Required action >> In this exercise, each record below is to be written out again exactly.

* * * * * * * * *

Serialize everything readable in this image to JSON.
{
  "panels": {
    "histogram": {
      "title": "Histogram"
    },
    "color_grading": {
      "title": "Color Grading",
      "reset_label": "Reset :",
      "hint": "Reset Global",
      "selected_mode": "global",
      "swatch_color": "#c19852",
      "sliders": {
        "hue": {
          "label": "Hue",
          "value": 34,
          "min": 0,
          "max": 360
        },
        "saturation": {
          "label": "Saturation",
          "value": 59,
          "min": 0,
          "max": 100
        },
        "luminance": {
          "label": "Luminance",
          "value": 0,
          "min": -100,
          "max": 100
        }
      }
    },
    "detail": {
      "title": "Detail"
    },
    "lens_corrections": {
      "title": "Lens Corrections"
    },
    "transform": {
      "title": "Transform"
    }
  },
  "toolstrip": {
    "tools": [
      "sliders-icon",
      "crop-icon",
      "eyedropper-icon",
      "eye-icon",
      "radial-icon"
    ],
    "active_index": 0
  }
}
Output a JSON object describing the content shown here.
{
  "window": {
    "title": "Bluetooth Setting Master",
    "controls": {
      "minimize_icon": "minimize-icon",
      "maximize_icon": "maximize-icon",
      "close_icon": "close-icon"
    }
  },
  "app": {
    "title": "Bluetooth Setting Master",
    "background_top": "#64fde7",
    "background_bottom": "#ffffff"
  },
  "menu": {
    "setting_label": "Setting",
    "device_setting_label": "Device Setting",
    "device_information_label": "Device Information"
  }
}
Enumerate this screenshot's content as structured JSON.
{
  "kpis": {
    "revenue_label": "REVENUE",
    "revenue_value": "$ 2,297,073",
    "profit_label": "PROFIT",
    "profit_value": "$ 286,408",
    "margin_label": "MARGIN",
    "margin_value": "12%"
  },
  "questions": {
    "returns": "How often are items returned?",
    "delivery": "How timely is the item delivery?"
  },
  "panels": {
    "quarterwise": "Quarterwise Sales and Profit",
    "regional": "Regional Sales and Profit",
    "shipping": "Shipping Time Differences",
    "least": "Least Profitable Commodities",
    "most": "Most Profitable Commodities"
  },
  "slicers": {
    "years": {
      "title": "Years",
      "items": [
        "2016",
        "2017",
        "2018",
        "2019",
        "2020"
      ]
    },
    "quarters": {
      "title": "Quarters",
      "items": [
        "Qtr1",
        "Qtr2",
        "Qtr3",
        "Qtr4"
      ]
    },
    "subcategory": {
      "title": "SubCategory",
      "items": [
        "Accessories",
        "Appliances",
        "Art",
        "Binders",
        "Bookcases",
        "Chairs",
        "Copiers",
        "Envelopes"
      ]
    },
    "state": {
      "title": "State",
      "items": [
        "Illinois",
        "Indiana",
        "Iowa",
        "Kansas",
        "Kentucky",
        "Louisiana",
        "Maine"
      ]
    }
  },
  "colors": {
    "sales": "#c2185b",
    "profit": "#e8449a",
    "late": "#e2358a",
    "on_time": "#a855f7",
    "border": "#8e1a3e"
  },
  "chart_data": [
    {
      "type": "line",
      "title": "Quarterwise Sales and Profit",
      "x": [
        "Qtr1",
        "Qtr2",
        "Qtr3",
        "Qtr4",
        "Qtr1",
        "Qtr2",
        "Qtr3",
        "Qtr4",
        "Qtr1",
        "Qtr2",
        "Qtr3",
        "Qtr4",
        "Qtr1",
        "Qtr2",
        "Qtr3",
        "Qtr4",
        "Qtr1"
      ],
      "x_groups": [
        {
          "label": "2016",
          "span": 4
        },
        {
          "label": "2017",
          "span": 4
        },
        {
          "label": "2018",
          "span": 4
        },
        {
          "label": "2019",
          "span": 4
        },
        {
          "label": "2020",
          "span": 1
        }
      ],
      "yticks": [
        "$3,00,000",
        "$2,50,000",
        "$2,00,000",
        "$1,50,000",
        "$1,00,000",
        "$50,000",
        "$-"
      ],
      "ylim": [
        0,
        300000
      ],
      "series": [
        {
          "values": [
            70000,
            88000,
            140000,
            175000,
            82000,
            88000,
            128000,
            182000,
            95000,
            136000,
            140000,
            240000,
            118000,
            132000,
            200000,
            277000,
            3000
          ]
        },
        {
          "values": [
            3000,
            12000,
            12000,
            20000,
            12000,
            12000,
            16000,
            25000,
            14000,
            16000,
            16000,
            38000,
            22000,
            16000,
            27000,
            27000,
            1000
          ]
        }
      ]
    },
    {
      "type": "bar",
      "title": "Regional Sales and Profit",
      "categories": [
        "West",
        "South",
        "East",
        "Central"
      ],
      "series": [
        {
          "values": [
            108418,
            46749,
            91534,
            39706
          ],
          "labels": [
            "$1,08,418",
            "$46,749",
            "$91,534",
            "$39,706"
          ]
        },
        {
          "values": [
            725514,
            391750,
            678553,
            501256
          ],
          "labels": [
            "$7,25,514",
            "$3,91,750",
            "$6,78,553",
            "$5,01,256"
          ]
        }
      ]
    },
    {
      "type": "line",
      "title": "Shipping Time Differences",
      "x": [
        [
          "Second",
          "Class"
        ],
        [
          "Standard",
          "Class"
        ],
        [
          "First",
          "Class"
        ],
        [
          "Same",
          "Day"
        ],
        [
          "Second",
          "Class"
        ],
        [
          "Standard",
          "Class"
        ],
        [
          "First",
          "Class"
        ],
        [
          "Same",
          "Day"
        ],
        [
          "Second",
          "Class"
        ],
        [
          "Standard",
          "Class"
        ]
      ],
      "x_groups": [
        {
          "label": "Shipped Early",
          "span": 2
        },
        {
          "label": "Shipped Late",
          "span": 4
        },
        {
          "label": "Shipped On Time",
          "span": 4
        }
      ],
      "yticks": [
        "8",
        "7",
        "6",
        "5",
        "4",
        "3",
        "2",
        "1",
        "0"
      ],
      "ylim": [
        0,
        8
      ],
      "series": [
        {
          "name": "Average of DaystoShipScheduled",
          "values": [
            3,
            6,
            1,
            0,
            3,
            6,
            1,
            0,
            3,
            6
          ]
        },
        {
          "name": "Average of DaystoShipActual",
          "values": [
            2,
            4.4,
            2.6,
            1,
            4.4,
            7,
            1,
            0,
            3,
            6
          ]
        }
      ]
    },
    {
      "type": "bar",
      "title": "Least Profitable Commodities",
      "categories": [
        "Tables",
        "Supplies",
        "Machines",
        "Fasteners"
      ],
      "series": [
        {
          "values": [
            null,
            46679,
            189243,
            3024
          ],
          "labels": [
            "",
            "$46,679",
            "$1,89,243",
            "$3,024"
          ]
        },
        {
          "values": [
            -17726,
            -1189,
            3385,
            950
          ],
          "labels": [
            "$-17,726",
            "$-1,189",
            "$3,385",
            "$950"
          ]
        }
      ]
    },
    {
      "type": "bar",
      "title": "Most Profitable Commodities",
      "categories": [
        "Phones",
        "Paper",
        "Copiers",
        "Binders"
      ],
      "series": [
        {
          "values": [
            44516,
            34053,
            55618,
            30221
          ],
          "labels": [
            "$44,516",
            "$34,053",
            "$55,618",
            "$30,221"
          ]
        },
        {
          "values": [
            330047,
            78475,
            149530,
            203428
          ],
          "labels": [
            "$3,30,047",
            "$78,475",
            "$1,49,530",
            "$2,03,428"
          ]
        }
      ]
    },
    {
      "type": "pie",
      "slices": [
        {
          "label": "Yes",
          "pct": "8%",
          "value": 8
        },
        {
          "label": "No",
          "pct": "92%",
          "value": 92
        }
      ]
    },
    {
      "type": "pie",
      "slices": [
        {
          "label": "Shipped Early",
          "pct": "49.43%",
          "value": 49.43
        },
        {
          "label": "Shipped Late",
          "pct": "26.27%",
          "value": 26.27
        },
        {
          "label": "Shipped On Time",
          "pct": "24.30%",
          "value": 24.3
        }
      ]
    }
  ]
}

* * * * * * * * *

Your response >>
Serialize everything readable in this image to JSON.
{
  "panels": {
    "histogram": {
      "title": "Histogram"
    },
    "color_grading": {
      "title": "Color Grading",
      "reset_label": "Reset :",
      "hint": "Reset Global",
      "selected_mode": "global",
      "swatch_color": "#c19852",
      "sliders": {
        "hue": {
          "label": "Hue",
          "value": 34,
          "min": 0,
          "max": 360
        },
        "saturation": {
          "label": "Saturation",
          "value": 59,
          "min": 0,
          "max": 100
        },
        "luminance": {
          "label": "Luminance",
          "value": 0,
          "min": -100,
          "max": 100
        }
      }
    },
    "detail": {
      "title": "Detail"
    },
    "lens_corrections": {
      "title": "Lens Corrections"
    },
    "transform": {
      "title": "Transform"
    }
  },
  "toolstrip": {
    "tools": [
      "sliders-icon",
      "crop-icon",
      "eyedropper-icon",
      "eye-icon",
      "radial-icon"
    ],
    "active_index": 0
  }
}
Output a JSON object describing the content shown here.
{
  "window": {
    "title": "Bluetooth Setting Master",
    "controls": {
      "minimize_icon": "minimize-icon",
      "maximize_icon": "maximize-icon",
      "close_icon": "close-icon"
    }
  },
  "app": {
    "title": "Bluetooth Setting Master",
    "background_top": "#64fde7",
    "background_bottom": "#ffffff"
  },
  "menu": {
    "setting_label": "Setting",
    "device_setting_label": "Device Setting",
    "device_information_label": "Device Information"
  }
}
Enumerate this screenshot's content as structured JSON.
{
  "kpis": {
    "revenue_label": "REVENUE",
    "revenue_value": "$ 2,297,073",
    "profit_label": "PROFIT",
    "profit_value": "$ 286,408",
    "margin_label": "MARGIN",
    "margin_value": "12%"
  },
  "questions": {
    "returns": "How often are items returned?",
    "delivery": "How timely is the item delivery?"
  },
  "panels": {
    "quarterwise": "Quarterwise Sales and Profit",
    "regional": "Regional Sales and Profit",
    "shipping": "Shipping Time Differences",
    "least": "Least Profitable Commodities",
    "most": "Most Profitable Commodities"
  },
  "slicers": {
    "years": {
      "title": "Years",
      "items": [
        "2016",
        "2017",
        "2018",
        "2019",
        "2020"
      ]
    },
    "quarters": {
      "title": "Quarters",
      "items": [
        "Qtr1",
        "Qtr2",
        "Qtr3",
        "Qtr4"
      ]
    },
    "subcategory": {
      "title": "SubCategory",
      "items": [
        "Accessories",
        "Appliances",
        "Art",
        "Binders",
        "Bookcases",
        "Chairs",
        "Copiers",
        "Envelopes"
      ]
    },
    "state": {
      "title": "State",
      "items": [
        "Illinois",
        "Indiana",
        "Iowa",
        "Kansas",
        "Kentucky",
        "Louisiana",
        "Maine"
      ]
    }
  },
  "colors": {
    "sales": "#c2185b",
    "profit": "#e8449a",
    "late": "#e2358a",
    "on_time": "#a855f7",
    "border": "#8e1a3e"
  },
  "chart_data": [
    {
      "type": "line",
      "title": "Quarterwise Sales and Profit",
      "x": [
        "Qtr1",
        "Qtr2",
        "Qtr3",
        "Qtr4",
        "Qtr1",
        "Qtr2",
        "Qtr3",
        "Qtr4",
        "Qtr1",
        "Qtr2",
        "Qtr3",
        "Qtr4",
        "Qtr1",
        "Qtr2",
        "Qtr3",
        "Qtr4",
        "Qtr1"
      ],
      "x_groups": [
        {
          "label": "2016",
          "span": 4
        },
        {
          "label": "2017",
          "span": 4
        },
        {
          "label": "2018",
          "span": 4
        },
        {
          "label": "2019",
          "span": 4
        },
        {
          "label": "2020",
          "span": 1
        }
      ],
      "yticks": [
        "$3,00,000",
        "$2,50,000",
        "$2,00,000",
        "$1,50,000",
        "$1,00,000",
        "$50,000",
        "$-"
      ],
      "ylim": [
        0,
        300000
      ],
      "series": [
        {
          "values": [
            70000,
            88000,
            140000,
            175000,
            82000,
            88000,
            128000,
            182000,
            95000,
            136000,
            140000,
            240000,
            118000,
            132000,
            200000,
            277000,
            3000
          ]
        },
        {
          "values": [
            3000,
            12000,
            12000,
            20000,
            12000,
            12000,
            16000,
            25000,
            14000,
            16000,
            16000,
            38000,
            22000,
            16000,
            27000,
            27000,
            1000
          ]
        }
      ]
    },
    {
      "type": "bar",
      "title": "Regional Sales and Profit",
      "categories": [
        "West",
        "South",
        "East",
        "Central"
      ],
      "series": [
        {
          "values": [
            108418,
            46749,
            91534,
            39706
          ],
          "labels": [
            "$1,08,418",
            "$46,749",
            "$91,534",
            "$39,706"
          ]
        },
        {
          "values": [
            725514,
            391750,
            678553,
            501256
          ],
          "labels": [
            "$7,25,514",
            "$3,91,750",
            "$6,78,553",
            "$5,01,256"
          ]
        }
      ]
    },
    {
      "type": "line",
      "title": "Shipping Time Differences",
      "x": [
        [
          "Second",
          "Class"
        ],
        [
          "Standard",
          "Class"
        ],
        [
          "First",
          "Class"
        ],
        [
          "Same",
          "Day"
        ],
        [
          "Second",
          "Class"
        ],
        [
          "Standard",
          "Class"
        ],
        [
          "First",
          "Class"
        ],
        [
          "Same",
          "Day"
        ],
        [
          "Second",
          "Class"
        ],
        [
          "Standard",
          "Class"
        ]
      ],
      "x_groups": [
        {
          "label": "Shipped Early",
          "span": 2
        },
        {
          "label": "Shipped Late",
          "span": 4
        },
        {
          "label": "Shipped On Time",
          "span": 4
        }
      ],
      "yticks": [
        "8",
        "7",
        "6",
        "5",
        "4",
        "3",
        "2",
        "1",
        "0"
      ],
      "ylim": [
        0,
        8
      ],
      "series": [
        {
          "name": "Average of DaystoShipScheduled",
          "values": [
            3,
            6,
            1,
            0,
            3,
            6,
            1,
            0,
            3,
            6
          ]
        },
        {
          "name": "Average of DaystoShipActual",
          "values": [
            2,
            4.4,
            2.6,
            1,
            4.4,
            7,
            1,
            0,
            3,
            6
          ]
        }
      ]
    },
    {
      "type": "bar",
      "title": "Least Profitable Commodities",
      "categories": [
        "Tables",
        "Supplies",
        "Machines",
        "Fasteners"
      ],
      "series": [
        {
          "values": [
            null,
            46679,
            189243,
            3024
          ],
          "labels": [
            "",
            "$46,679",
            "$1,89,243",
            "$3,024"
          ]
        },
        {
          "values": [
            -17726,
            -1189,
            3385,
            950
          ],
          "labels": [
            "$-17,726",
            "$-1,189",
            "$3,385",
            "$950"
          ]
        }
      ]
    },
    {
      "type": "bar",
      "title": "Most Profitable Commodities",
      "categories": [
        "Phones",
        "Paper",
        "Copiers",
        "Binders"
      ],
      "series": [
        {
          "values": [
            44516,
            34053,
            55618,
            30221
          ],
          "labels": [
            "$44,516",
            "$34,053",
            "$55,618",
            "$30,221"
          ]
        },
        {
          "values": [
            330047,
            78475,
            149530,
            203428
          ],
          "labels": [
            "$3,30,047",
            "$78,475",
            "$1,49,530",
            "$2,03,428"
          ]
        }
      ]
    },
    {
      "type": "pie",
      "slices": [
        {
          "label": "Yes",
          "pct": "8%",
          "value": 8
        },
        {
          "label": "No",
          "pct": "92%",
          "value": 92
        }
      ]
    },
    {
      "type": "pie",
      "slices": [
        {
          "label": "Shipped Early",
          "pct": "49.43%",
          "value": 49.43
        },
        {
          "label": "Shipped Late",
          "pct": "26.27%",
          "value": 26.27
        },
        {
          "label": "Shipped On Time",
          "pct": "24.30%",
          "value": 24.3
        }
      ]
    }
  ]
}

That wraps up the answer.